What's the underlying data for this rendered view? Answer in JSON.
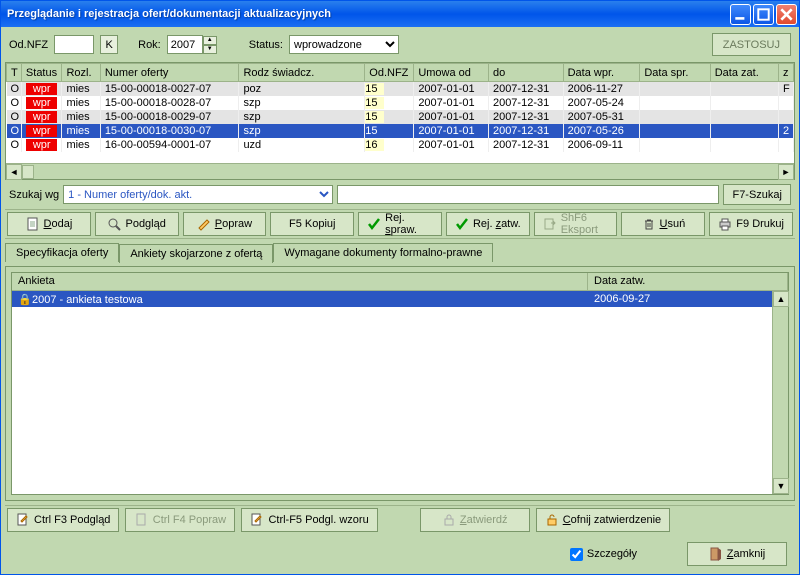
{
  "title": "Przeglądanie i rejestracja ofert/dokumentacji aktualizacyjnych",
  "filters": {
    "odnfz_label": "Od.NFZ",
    "odnfz_btn": "K",
    "rok_label": "Rok:",
    "rok_value": "2007",
    "status_label": "Status:",
    "status_value": "wprowadzone",
    "apply_btn": "ZASTOSUJ"
  },
  "grid": {
    "cols": [
      "T",
      "Status",
      "Rozl.",
      "Numer oferty",
      "Rodz świadcz.",
      "Od.NFZ",
      "Umowa od",
      "do",
      "Data wpr.",
      "Data spr.",
      "Data zat.",
      "z"
    ],
    "rows": [
      {
        "t": "O",
        "status": "wpr",
        "rozl": "mies",
        "num": "15-00-00018-0027-07",
        "rodz": "poz",
        "odnfz": "15",
        "od": "2007-01-01",
        "do": "2007-12-31",
        "wpr": "2006-11-27",
        "cls": "gray",
        "z": "F"
      },
      {
        "t": "O",
        "status": "wpr",
        "rozl": "mies",
        "num": "15-00-00018-0028-07",
        "rodz": "szp",
        "odnfz": "15",
        "od": "2007-01-01",
        "do": "2007-12-31",
        "wpr": "2007-05-24",
        "cls": ""
      },
      {
        "t": "O",
        "status": "wpr",
        "rozl": "mies",
        "num": "15-00-00018-0029-07",
        "rodz": "szp",
        "odnfz": "15",
        "od": "2007-01-01",
        "do": "2007-12-31",
        "wpr": "2007-05-31",
        "cls": "gray"
      },
      {
        "t": "O",
        "status": "wpr",
        "rozl": "mies",
        "num": "15-00-00018-0030-07",
        "rodz": "szp",
        "odnfz": "15",
        "od": "2007-01-01",
        "do": "2007-12-31",
        "wpr": "2007-05-26",
        "cls": "sel",
        "z": "2"
      },
      {
        "t": "O",
        "status": "wpr",
        "rozl": "mies",
        "num": "16-00-00594-0001-07",
        "rodz": "uzd",
        "odnfz": "16",
        "od": "2007-01-01",
        "do": "2007-12-31",
        "wpr": "2006-09-11",
        "cls": ""
      }
    ]
  },
  "search": {
    "label": "Szukaj wg",
    "mode": "1 - Numer oferty/dok. akt.",
    "btn": "F7-Szukaj"
  },
  "actions": {
    "dodaj": "Dodaj",
    "podglad": "Podgląd",
    "popraw": "Popraw",
    "kopiuj": "F5 Kopiuj",
    "rejspraw": "Rej. spraw.",
    "rejzatw": "Rej. zatw.",
    "eksport": "ShF6 Eksport",
    "usun": "Usuń",
    "drukuj": "F9 Drukuj"
  },
  "tabs": {
    "t1": "Specyfikacja oferty",
    "t2": "Ankiety skojarzone z ofertą",
    "t3": "Wymagane dokumenty formalno-prawne"
  },
  "detail": {
    "col1": "Ankieta",
    "col2": "Data zatw.",
    "row_name": "2007 - ankieta testowa",
    "row_date": "2006-09-27"
  },
  "detail_actions": {
    "podglad": "Ctrl F3 Podgląd",
    "popraw": "Ctrl F4 Popraw",
    "wzor": "Ctrl-F5 Podgl. wzoru",
    "zatwierdz": "Zatwierdź",
    "cofnij": "Cofnij zatwierdzenie"
  },
  "bottom": {
    "szczegoly": "Szczegóły",
    "zamknij": "Zamknij"
  }
}
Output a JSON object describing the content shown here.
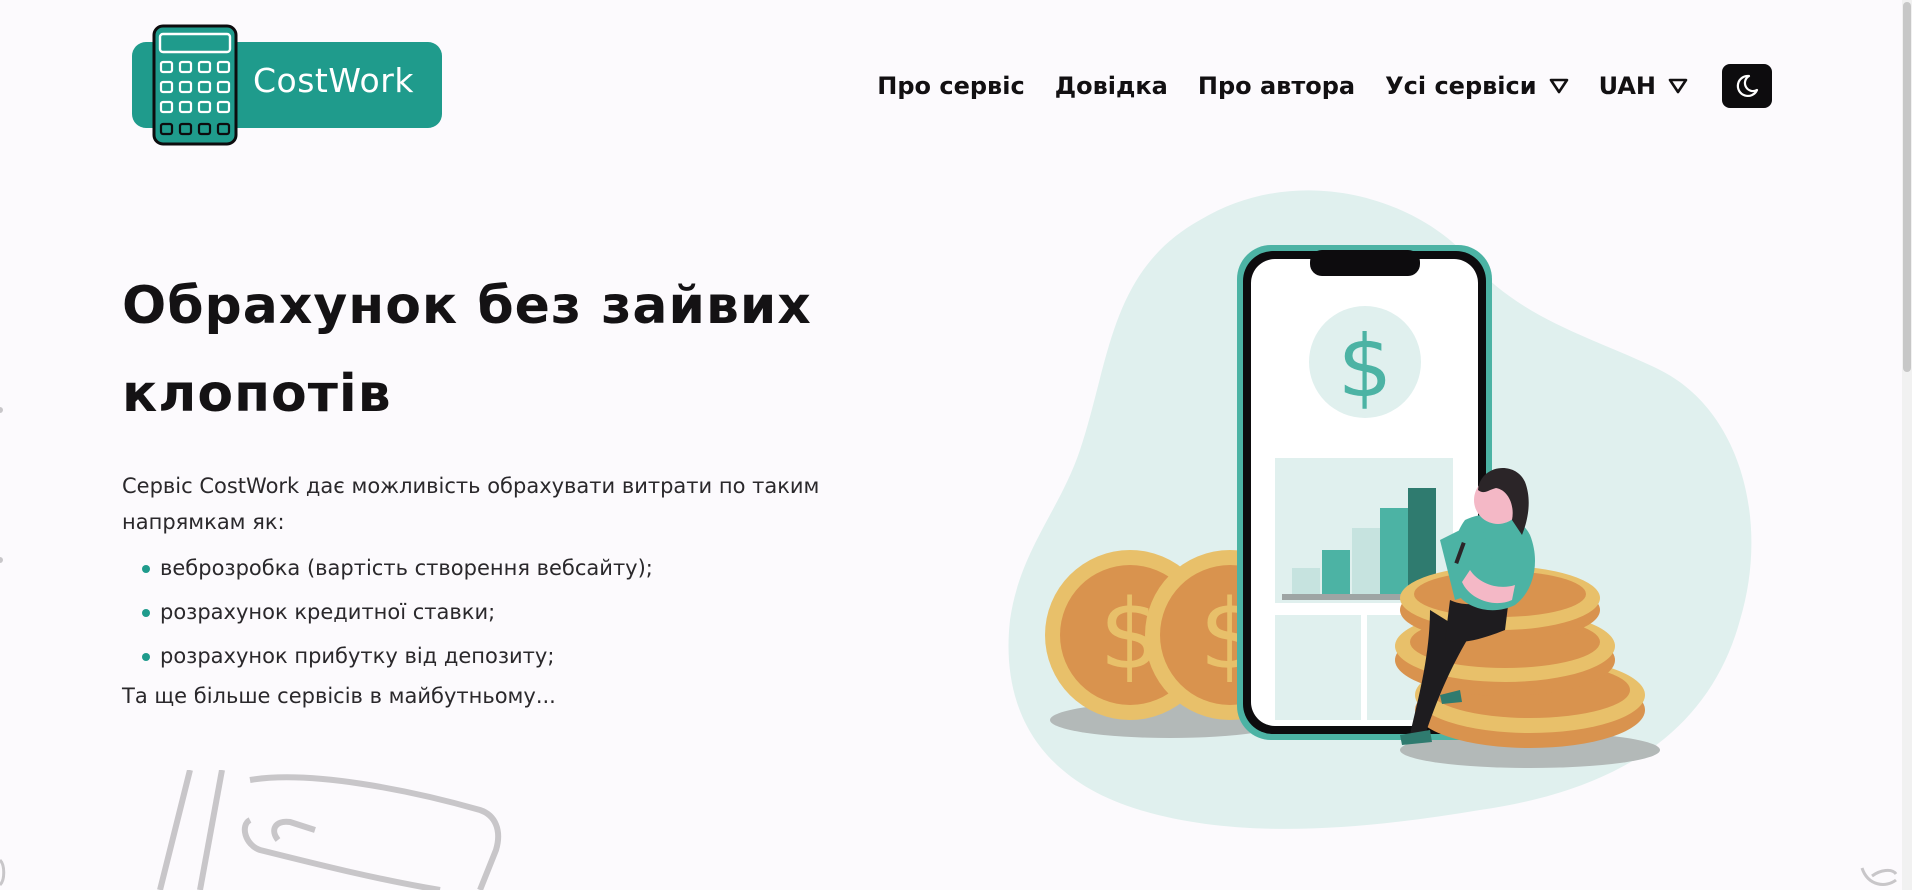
{
  "header": {
    "logo_text": "CostWork",
    "nav": [
      {
        "label": "Про сервіс"
      },
      {
        "label": "Довідка"
      },
      {
        "label": "Про автора"
      },
      {
        "label": "Усі сервіси",
        "has_dropdown": true
      },
      {
        "label": "UAH",
        "has_dropdown": true
      }
    ],
    "theme_toggle_icon": "moon-icon"
  },
  "hero": {
    "title": "Обрахунок без зайвих клопотів",
    "description": "Сервіс CostWork дає можливість обрахувати витрати по таким напрямкам як:",
    "list": [
      "веброзробка (вартість створення вебсайту);",
      "розрахунок кредитної ставки;",
      "розрахунок прибутку від депозиту;"
    ],
    "footer_text": "Та ще більше сервісів в майбутньому...",
    "illustration_symbol": "$"
  },
  "colors": {
    "brand": "#1f9b8c",
    "accent_light": "#e0f0ee",
    "coin": "#e3a955",
    "text": "#141214",
    "dark": "#0d0c0e"
  }
}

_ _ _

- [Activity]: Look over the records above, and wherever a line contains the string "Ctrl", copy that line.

- [Task response]:
    "podglad": "Ctrl F3 Podgląd",
    "popraw": "Ctrl F4 Popraw",
    "wzor": "Ctrl-F5 Podgl. wzoru",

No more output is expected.